There has been extensive research into the utility of VR as a therapeutic tool. While most studies are small and therefore difficult to generalise from, there are now so many that the size of the body of evidence itself becomes impressive. While we recognize that the plural of anecdote is not data, we submit that the preceding review supports the use of VR as an effective therapeutic adjunct.
Why is VR uniquely suited to these challenges?
We would hardly be the first project to bring VR to patients. As may be apparent by the previous sections, a number of hospitals are actively using VR.
At Children's Hospital Colorado, VR provides distraction, motor rehabilitation, as well as procedural support including anxiety relief before and pain relief after . VR is used to show children what it will be like in an MRI and help prepare them to stay still and calm during their test. It is even being used as a pseudo-anesthetic, providing such high quality pain relief that doctors can change catheters, stints, and bandages with their patient awake, enabling better diagnostic assessment and shorter procedure times.
Mott’s Children's Hospital has also used VR as a way to reduce isolation by taking kids “outside the hospital”, utilising online gaming, and providing something for kids to share with friends, family, and each other. At St Louis Children’s hospital, VR lets kids with limited mobility explore other worlds while at Boston Children’s, kids can learn about their conditions through a VR tour of their bodies, informed by their own medical histories.
While these are in children's wards, we need to remember that 65% of all UK residents play video games. Additionally, we know from the research that VR is effective on all ages - one pain study found that while children reported higher levels of feeling “present” in the game, age was not related to the effectiveness of the VR therapy. Moreover, children are not the only group that are being actively served by VR.

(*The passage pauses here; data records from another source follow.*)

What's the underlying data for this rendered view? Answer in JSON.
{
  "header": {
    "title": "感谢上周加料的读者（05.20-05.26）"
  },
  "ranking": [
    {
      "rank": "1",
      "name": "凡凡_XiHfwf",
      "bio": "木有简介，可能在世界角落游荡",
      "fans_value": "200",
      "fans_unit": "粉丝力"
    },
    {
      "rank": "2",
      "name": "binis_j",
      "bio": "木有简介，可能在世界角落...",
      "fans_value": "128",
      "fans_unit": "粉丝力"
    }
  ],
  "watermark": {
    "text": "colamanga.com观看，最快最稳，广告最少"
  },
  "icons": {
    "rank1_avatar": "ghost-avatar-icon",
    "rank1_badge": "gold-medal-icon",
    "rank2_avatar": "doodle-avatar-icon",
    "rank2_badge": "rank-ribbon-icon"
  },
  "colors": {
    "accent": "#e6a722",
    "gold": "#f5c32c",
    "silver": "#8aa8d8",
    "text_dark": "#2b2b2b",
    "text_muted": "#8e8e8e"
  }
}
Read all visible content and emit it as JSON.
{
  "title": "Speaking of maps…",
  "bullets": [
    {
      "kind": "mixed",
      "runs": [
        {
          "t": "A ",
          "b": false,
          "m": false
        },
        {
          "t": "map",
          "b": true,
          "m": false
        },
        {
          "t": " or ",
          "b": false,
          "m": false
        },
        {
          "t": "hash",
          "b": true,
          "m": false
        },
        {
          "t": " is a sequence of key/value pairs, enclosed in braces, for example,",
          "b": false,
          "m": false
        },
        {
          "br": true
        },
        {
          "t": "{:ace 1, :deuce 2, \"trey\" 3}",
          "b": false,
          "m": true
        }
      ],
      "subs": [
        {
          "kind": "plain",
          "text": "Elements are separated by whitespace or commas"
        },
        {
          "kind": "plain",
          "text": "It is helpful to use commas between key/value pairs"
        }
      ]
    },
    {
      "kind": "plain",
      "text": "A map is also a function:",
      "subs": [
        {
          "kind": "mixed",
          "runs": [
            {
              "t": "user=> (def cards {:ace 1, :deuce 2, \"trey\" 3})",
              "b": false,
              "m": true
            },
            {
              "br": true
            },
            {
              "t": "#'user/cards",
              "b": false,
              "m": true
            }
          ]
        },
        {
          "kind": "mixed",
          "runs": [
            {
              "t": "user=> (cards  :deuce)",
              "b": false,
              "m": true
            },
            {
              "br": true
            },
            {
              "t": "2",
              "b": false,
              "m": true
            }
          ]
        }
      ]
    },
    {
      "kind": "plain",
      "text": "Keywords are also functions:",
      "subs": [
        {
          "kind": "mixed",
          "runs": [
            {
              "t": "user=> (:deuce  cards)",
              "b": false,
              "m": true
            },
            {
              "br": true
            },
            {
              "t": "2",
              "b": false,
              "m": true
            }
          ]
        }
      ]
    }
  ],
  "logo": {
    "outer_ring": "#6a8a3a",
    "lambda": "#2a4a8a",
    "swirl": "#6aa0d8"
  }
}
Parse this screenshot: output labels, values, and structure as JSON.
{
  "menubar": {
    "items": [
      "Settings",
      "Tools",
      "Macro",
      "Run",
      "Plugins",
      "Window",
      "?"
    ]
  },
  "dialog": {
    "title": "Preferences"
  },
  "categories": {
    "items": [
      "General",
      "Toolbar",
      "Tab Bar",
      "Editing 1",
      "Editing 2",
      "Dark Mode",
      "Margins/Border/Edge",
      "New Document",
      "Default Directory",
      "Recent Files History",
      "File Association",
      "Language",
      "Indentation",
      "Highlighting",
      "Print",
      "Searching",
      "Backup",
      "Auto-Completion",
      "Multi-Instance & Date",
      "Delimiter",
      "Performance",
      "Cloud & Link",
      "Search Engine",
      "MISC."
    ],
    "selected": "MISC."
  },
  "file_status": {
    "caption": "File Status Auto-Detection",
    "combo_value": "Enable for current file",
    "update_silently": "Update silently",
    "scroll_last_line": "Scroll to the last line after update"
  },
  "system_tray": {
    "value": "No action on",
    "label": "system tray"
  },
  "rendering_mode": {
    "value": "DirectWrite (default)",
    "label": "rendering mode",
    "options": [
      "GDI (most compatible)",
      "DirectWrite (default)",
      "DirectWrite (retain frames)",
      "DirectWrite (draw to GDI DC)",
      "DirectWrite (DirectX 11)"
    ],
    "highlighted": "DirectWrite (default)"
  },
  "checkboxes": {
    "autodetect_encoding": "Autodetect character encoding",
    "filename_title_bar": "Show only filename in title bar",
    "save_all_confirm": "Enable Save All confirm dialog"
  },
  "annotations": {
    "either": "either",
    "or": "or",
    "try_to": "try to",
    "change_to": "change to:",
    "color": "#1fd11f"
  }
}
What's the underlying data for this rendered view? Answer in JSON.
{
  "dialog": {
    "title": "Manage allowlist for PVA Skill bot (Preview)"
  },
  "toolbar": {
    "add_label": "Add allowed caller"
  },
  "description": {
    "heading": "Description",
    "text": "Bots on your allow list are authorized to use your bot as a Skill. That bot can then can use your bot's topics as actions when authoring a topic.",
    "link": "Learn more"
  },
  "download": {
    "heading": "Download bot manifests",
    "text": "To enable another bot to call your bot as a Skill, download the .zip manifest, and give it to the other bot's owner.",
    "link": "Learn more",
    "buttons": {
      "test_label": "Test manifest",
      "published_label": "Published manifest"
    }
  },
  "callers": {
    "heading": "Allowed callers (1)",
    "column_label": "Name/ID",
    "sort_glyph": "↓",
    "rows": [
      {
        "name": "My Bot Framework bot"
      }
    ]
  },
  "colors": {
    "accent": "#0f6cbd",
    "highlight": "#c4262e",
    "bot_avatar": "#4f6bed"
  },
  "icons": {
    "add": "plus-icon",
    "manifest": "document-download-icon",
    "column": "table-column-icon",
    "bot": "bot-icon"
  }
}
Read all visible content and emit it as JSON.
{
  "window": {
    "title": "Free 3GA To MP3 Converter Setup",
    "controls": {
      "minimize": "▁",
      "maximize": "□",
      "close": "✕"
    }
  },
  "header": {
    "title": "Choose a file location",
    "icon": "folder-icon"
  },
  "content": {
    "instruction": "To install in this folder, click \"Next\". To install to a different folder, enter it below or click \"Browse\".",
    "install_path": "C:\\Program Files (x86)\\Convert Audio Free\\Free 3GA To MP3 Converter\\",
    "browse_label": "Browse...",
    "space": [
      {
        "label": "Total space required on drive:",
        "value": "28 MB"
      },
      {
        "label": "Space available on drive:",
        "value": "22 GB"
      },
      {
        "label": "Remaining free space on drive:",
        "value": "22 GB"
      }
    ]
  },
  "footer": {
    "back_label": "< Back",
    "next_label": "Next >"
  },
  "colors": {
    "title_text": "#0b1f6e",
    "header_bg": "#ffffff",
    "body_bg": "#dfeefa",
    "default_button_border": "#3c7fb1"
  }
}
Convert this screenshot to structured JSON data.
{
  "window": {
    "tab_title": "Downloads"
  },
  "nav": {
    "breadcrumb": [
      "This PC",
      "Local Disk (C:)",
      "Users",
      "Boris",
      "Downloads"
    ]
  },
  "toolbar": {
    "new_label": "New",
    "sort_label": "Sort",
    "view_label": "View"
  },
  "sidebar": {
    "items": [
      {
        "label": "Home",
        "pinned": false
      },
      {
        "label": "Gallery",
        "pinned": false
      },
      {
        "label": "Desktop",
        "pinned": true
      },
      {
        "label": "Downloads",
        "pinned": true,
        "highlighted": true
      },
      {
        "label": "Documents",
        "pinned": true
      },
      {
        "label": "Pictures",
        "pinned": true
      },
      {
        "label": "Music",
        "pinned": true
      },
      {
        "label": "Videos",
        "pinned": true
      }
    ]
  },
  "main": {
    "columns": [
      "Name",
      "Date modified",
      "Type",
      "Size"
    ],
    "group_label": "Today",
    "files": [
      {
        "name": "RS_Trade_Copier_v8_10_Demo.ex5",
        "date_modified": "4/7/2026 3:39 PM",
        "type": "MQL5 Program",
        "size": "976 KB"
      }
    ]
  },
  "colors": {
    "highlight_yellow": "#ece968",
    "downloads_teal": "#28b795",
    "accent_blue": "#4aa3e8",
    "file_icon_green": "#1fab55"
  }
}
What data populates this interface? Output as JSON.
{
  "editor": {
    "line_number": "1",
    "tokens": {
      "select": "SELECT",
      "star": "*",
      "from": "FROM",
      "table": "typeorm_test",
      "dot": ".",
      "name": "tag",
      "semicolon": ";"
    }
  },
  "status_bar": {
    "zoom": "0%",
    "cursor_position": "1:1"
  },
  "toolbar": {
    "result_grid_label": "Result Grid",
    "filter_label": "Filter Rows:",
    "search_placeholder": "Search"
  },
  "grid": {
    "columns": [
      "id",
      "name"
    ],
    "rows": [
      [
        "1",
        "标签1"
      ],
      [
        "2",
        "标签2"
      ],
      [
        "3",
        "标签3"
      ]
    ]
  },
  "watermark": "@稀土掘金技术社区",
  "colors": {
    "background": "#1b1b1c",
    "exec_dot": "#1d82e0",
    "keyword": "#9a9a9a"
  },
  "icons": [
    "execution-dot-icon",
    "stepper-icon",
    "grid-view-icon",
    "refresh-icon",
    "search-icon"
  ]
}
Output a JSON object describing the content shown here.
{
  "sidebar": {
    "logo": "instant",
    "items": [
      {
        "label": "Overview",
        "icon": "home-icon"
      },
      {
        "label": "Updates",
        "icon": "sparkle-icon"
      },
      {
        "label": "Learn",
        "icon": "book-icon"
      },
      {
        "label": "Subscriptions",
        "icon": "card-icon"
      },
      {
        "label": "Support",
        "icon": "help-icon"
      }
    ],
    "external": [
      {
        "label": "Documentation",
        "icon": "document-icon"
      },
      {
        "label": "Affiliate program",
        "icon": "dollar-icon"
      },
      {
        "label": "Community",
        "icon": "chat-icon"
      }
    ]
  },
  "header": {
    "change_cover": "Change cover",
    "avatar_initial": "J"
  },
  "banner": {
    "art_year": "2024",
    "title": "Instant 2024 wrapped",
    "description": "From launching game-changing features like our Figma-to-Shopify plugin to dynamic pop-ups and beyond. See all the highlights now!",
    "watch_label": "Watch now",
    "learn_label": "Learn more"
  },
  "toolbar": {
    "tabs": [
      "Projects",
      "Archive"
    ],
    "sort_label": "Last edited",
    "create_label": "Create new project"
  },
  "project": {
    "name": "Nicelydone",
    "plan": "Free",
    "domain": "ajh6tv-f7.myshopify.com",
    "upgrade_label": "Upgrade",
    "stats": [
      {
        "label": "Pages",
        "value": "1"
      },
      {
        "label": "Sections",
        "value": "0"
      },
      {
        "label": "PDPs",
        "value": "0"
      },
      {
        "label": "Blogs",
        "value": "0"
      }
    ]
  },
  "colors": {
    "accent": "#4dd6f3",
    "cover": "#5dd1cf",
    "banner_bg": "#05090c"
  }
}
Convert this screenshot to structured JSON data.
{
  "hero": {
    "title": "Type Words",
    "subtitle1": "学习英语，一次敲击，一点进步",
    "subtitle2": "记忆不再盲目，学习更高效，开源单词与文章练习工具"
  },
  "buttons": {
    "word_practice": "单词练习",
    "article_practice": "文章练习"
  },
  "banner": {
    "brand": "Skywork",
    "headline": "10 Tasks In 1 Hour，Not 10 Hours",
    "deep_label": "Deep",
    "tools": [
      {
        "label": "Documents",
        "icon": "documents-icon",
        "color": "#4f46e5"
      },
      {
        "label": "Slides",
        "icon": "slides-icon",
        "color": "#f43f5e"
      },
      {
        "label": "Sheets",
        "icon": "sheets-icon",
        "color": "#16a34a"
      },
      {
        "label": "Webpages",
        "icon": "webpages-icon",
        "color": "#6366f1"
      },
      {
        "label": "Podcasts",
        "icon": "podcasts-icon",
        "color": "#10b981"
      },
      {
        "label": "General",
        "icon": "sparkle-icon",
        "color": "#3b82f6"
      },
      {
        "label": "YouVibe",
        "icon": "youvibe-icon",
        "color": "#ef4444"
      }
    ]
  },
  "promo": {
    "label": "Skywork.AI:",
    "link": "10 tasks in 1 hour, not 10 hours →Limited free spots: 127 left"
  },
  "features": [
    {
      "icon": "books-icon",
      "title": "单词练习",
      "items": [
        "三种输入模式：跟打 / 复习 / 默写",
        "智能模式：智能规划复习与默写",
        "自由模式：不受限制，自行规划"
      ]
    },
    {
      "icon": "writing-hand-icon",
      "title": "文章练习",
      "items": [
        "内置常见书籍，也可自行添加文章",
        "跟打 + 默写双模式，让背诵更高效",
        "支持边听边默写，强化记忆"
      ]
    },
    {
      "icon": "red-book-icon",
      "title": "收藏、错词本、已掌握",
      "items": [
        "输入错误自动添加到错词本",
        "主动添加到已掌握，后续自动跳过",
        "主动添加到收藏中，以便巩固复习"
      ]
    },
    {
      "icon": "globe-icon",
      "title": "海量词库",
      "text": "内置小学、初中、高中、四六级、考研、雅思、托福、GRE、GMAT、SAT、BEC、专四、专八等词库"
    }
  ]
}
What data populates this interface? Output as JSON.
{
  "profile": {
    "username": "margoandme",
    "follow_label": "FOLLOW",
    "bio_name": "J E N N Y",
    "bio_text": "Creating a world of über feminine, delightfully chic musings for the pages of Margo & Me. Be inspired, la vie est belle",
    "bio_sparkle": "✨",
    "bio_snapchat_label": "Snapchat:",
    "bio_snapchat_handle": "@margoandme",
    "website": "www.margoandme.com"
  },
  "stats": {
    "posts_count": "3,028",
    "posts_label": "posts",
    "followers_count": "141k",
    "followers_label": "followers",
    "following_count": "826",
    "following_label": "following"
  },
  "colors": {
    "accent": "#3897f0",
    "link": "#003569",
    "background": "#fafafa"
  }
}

KindVR is a research company that is currently working on clinical trials using VR with patients with sickle-cell anaemia, cancer, those with pre-op stress, and those undergoing laceration repair. Rendever is a provider working with care homes that uses VR for remicience training for patients with dementia as well as virtual holidays and bucket list moments, shared community through gaming, and exercises to increase movement, cognitive stimulation and intergenerational engagement.
NASA is currently using VR to study the impact of extended space flight and exploring the use of VR to alleviate boredom and homesickness among crew members on long flights. The international space station uses VR in its mandated exercise program, where astronauts look forward to sessions more and exercise for longer thanks to virtual bike rides . Software based interventions are proving so successful that four members of the US Congress have put forward a bill to have them covered by Medicare, the nation’s public health system for pensioners.
Some other active VR projects from around the world
A full literature review, complete with citations is coming soon - sign up to the mailing list below to be notified when it is posted.